Hey, our driver's licenses might not be sort-of-worthless now.
Minnesota's state lawmakers have been under pressure to get our licenses up to the federal standard called Real ID.
Right now, because we aren't compliant, we can not use our driver's licenses to get into some government facilities. And starting next January, our licenses won't be enough to get through security at the airport; you'll need another approved ID, like a passport.
A compromise bill that lets the state create and issue driver's licenses that follow the Real ID standards was passed overwhelmingly by both the House (120-11) and Senate (57-8) Wednesday night.
It should be in place by 2020, and one lawmaker told the Star Tribune the state will probably be able to get an extension from the federal government allowing normal driver's licenses to work at airports until then.
You wouldn't be required to get a Real ID driver's license. You could still buy essentially the same license you get now, if you don't care about the airport security/federal facility issues. Both types of licenses would cost the same.
Look, even Andrew Zimmern is relieved they finally figured this out.
One big hang-up: licenses for undocumented immigrants
One big hurdle between the governor and GOP lawmakers during this whole ordeal had to do with driver's licenses for undocumented immigrants.
The bill that initially passed the House had language that specifically said undocumented residents can not get a driver's license, Session Daily explains. That policy exists already as a rule, but this would have made it state law.

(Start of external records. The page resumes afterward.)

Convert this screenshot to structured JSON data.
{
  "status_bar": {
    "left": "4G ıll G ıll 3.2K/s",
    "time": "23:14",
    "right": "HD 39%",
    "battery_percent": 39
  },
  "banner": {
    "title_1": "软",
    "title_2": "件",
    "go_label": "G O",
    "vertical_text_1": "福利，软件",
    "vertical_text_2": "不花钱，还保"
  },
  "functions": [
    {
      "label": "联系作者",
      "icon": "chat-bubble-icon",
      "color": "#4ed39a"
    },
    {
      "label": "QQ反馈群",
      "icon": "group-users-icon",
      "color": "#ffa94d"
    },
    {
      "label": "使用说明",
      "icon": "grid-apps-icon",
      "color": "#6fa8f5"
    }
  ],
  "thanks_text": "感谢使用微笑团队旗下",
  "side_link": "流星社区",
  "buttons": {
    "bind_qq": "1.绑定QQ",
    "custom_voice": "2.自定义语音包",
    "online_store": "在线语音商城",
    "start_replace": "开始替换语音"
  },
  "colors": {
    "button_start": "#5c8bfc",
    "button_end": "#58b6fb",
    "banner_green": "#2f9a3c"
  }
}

Gov. Mark Dayton and state Democrats had a big problem with including that in a bill about Real ID, and it led to some political posturing earlier this spring.

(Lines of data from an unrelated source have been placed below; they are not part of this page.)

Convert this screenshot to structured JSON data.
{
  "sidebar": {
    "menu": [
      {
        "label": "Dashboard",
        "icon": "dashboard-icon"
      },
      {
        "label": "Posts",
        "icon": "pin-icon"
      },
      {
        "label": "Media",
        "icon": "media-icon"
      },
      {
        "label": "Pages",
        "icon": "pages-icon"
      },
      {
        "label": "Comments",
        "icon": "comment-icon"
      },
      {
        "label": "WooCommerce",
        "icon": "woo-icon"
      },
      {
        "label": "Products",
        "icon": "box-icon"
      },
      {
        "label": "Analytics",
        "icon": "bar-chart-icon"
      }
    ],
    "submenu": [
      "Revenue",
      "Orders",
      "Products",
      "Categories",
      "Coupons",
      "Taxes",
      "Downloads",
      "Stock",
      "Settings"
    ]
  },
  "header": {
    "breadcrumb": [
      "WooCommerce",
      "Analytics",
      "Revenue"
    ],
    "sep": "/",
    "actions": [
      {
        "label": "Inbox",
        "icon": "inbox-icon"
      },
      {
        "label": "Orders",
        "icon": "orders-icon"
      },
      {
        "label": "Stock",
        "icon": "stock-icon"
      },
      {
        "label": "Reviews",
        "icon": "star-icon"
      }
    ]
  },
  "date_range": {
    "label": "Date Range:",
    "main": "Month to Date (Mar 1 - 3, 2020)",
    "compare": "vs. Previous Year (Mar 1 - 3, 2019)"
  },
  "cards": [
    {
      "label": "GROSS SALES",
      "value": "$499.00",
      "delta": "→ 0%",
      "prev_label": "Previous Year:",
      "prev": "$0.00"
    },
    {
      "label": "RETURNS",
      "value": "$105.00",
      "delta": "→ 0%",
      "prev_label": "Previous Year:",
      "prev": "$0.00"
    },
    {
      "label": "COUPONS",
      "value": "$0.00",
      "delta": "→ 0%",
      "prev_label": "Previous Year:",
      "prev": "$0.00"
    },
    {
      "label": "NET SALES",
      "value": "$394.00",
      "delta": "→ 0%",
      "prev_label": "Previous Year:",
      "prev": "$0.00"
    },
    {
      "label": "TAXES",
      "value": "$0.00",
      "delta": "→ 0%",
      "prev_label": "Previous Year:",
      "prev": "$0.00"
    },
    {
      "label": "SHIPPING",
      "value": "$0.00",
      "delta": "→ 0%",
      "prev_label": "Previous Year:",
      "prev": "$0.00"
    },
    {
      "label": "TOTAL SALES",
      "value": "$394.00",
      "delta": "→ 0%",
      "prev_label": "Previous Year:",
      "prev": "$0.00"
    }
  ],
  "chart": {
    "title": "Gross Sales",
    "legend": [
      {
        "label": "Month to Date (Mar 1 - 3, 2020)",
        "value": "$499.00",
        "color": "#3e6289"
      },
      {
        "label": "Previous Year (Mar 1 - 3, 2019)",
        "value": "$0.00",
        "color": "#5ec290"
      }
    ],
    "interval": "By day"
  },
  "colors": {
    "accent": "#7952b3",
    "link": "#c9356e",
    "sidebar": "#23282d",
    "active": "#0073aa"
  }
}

This compromise bill that was passed does not include any of that language regarding undocumented residents. It got taken out.
Tom Hauser with KSTP tweeted Wednesday, before the bill was passed, Dayton said he was likely to sign it.
Also, they're still fighting over the budget
Real ID is just one of the issues the governor and lawmakers are going down to the wire on.
Dayton vetoed all 10 big budget bills the Republican-controlled House and Senate sent to him. They've been negotiating since to come up with a solution both sides can tolerate. But they've only got until May 22 to figure it out – so the clock is ticking.
They met Wednesday evening, and the governor proposed what he called a "meet halfway" offer. It does not seem to have gone over well with Republicans. Read the Pioneer Press' rundown here.
If this regular legislative session ends without a budget approved by lawmakers and signed by the governor, they'll have to come back for a special session to get it done before the end of June – otherwise we could be looking at our first government shutdown since 2011.